■ Description of the task: Only a number is wanted here: the number of lines of the data that include "stats".

(Input records begins)

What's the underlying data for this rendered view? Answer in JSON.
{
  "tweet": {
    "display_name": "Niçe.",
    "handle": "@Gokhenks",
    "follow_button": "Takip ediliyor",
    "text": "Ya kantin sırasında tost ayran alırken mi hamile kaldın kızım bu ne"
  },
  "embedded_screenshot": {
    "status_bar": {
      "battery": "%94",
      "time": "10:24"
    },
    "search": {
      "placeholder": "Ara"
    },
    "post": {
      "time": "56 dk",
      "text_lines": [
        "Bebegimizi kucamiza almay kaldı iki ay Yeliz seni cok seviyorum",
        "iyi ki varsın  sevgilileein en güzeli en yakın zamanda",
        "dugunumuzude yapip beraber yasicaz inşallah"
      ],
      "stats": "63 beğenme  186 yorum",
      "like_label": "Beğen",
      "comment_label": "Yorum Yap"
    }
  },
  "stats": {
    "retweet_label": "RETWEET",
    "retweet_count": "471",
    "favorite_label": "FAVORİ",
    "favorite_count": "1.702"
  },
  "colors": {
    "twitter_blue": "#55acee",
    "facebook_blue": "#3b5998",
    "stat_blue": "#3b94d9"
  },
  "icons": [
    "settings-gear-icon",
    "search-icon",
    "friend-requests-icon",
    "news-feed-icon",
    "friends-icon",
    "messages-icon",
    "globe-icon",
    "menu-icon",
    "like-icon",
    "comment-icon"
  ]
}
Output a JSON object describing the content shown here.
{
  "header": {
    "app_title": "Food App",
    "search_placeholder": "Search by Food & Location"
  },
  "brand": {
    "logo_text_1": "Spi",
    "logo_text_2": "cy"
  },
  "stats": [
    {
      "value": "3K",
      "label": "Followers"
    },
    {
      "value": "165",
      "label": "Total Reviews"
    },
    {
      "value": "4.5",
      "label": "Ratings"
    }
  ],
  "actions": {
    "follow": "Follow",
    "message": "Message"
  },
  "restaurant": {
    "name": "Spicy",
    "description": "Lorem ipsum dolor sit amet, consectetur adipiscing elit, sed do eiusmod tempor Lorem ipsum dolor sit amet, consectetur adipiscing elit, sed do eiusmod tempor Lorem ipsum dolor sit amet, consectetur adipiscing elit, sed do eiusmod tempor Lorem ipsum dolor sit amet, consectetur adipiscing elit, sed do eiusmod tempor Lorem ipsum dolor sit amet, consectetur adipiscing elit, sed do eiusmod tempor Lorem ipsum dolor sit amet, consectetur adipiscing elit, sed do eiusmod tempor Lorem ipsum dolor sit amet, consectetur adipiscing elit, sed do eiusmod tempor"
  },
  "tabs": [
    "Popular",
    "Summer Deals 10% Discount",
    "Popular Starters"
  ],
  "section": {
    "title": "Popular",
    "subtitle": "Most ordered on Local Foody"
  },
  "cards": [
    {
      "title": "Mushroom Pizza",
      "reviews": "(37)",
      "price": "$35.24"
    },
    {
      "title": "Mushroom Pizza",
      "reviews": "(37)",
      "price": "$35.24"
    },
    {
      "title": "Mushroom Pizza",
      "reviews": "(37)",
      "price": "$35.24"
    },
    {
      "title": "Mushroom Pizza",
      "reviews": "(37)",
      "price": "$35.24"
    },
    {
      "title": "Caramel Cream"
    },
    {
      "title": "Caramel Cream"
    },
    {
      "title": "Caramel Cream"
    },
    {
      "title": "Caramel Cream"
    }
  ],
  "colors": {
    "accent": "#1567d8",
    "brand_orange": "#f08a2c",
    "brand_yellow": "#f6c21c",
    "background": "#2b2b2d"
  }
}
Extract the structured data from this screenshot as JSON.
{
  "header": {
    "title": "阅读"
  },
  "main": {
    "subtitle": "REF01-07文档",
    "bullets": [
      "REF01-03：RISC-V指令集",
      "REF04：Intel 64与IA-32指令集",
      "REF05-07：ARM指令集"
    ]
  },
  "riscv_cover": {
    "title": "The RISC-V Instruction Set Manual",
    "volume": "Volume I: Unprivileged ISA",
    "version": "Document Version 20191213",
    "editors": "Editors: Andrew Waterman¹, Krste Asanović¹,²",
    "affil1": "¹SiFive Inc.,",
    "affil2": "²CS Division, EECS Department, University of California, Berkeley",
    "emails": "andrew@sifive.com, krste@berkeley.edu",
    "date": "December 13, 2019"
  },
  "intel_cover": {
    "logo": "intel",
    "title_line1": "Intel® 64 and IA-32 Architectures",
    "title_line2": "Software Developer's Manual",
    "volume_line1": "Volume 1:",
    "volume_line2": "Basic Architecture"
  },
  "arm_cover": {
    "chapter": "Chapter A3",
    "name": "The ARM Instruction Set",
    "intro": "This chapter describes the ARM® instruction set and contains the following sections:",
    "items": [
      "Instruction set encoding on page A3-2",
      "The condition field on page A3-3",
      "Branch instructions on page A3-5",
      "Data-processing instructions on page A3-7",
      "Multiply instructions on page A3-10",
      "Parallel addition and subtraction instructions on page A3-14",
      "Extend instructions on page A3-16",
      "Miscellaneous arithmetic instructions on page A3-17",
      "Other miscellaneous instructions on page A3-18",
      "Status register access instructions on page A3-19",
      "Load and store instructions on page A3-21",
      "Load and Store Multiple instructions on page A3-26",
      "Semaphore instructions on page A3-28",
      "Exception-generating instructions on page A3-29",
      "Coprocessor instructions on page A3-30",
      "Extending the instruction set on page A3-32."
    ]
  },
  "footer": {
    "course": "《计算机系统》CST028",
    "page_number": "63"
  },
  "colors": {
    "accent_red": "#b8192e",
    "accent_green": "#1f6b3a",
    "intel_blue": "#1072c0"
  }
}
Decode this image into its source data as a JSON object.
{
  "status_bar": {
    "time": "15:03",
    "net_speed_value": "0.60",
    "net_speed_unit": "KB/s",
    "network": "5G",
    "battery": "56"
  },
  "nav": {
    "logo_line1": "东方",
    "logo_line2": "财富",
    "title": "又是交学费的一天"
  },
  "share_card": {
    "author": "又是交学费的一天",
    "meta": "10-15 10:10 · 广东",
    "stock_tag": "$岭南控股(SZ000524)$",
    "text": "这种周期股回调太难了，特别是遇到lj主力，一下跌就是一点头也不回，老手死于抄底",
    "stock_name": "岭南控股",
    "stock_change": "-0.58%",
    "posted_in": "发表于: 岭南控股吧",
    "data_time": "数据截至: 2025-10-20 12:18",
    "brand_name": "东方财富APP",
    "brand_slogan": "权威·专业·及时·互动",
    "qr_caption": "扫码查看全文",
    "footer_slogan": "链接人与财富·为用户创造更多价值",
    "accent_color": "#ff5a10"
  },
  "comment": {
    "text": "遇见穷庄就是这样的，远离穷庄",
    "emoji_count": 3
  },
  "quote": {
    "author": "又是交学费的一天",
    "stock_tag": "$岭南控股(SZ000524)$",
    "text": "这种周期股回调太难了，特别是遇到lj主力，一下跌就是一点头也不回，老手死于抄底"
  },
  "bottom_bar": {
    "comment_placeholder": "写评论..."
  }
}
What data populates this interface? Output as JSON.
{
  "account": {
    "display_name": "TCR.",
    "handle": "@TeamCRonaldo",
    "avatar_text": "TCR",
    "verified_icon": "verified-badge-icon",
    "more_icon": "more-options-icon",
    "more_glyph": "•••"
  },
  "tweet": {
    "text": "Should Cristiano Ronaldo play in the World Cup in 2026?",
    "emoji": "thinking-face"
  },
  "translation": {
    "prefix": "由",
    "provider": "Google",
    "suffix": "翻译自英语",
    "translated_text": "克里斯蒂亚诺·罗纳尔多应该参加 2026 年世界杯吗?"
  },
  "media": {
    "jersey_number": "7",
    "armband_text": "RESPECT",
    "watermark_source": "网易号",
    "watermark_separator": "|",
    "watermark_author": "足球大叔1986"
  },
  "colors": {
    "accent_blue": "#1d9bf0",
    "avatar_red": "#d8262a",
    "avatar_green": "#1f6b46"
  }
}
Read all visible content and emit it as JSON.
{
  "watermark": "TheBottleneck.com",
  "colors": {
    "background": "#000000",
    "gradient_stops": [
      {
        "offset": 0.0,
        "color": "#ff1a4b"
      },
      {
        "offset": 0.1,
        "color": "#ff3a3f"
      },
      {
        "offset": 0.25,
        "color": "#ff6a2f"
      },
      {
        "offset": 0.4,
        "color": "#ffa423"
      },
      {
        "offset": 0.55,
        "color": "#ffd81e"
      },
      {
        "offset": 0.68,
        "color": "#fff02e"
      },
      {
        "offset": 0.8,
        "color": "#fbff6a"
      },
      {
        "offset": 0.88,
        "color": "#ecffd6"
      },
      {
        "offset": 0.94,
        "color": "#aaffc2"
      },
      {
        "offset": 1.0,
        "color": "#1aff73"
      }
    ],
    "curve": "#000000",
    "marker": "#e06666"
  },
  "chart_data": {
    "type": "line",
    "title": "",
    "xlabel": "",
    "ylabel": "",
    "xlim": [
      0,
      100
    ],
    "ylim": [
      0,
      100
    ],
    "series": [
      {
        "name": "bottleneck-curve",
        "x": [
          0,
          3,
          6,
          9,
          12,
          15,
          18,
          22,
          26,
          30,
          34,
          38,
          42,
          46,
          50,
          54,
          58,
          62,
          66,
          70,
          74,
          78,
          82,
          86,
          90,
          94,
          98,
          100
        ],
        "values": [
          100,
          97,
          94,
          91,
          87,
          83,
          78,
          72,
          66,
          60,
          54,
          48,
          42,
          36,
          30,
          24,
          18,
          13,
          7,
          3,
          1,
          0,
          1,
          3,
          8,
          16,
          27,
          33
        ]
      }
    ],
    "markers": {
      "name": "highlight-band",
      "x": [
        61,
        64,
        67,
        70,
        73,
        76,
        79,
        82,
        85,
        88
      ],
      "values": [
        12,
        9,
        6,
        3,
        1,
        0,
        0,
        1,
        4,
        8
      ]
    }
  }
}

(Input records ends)

■ Response area: 3